### Task brief
The lines needed are those below that contain the word "likes"; copy each one.

### Supplied data

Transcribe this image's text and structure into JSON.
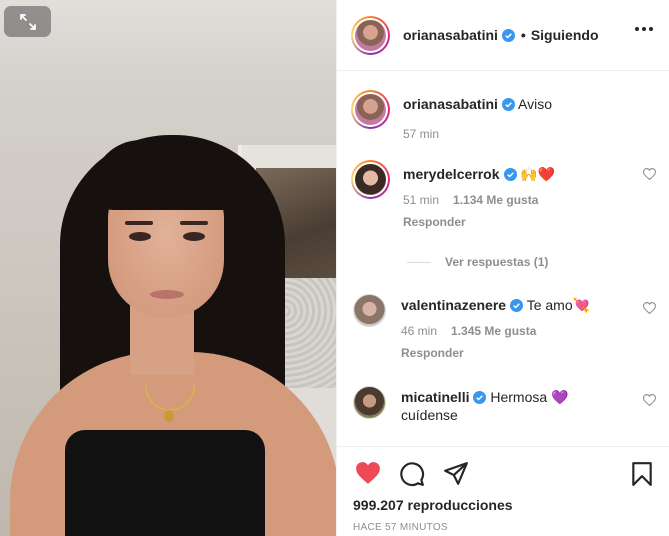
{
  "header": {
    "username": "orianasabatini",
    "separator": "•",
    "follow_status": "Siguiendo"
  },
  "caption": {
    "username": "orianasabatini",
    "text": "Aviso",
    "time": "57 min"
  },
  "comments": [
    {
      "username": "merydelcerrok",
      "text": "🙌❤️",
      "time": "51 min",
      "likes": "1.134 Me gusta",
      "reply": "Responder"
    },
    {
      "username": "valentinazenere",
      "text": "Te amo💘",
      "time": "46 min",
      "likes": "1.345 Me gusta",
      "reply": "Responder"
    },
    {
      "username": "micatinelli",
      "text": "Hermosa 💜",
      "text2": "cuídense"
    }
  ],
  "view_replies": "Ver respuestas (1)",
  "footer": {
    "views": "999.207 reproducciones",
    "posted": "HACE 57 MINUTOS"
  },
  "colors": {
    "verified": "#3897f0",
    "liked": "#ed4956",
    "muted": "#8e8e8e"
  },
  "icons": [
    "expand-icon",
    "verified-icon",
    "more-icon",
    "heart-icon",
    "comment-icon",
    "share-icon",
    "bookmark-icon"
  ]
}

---

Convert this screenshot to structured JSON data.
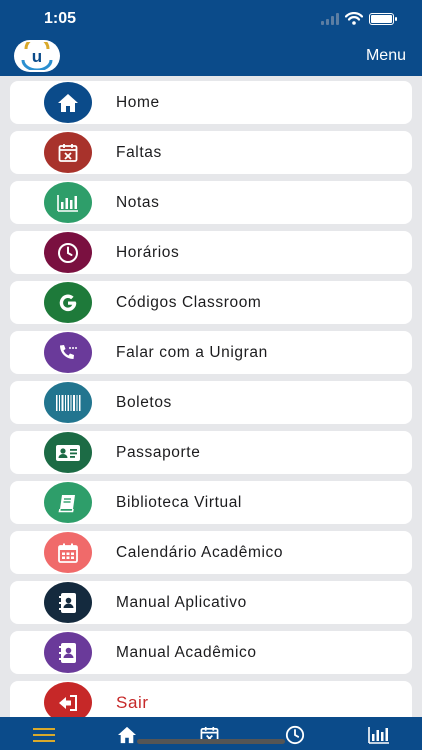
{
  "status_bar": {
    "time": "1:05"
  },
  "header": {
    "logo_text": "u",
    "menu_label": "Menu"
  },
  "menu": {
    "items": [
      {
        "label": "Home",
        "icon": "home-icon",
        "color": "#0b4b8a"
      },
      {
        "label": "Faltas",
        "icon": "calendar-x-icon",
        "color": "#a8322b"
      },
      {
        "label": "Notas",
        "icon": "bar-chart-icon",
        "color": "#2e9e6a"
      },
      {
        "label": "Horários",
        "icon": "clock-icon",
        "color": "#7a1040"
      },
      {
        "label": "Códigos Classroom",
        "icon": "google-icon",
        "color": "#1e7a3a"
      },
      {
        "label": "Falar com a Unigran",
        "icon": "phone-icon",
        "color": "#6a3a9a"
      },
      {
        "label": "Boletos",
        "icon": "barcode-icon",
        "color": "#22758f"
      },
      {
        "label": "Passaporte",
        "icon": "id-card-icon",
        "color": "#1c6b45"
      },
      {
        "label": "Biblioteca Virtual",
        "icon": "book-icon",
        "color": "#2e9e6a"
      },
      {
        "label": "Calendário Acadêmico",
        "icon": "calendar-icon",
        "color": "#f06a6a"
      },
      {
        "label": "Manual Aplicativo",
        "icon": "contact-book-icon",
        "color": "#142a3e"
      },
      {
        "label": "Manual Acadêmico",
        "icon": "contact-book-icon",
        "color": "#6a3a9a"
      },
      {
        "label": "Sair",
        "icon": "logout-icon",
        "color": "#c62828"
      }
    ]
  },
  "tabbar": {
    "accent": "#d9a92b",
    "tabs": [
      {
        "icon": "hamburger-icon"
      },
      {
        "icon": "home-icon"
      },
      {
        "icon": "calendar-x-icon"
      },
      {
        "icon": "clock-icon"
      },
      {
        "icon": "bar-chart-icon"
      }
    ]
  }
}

### Output
      "likes": "1.134 Me gusta",
      "likes": "1.345 Me gusta",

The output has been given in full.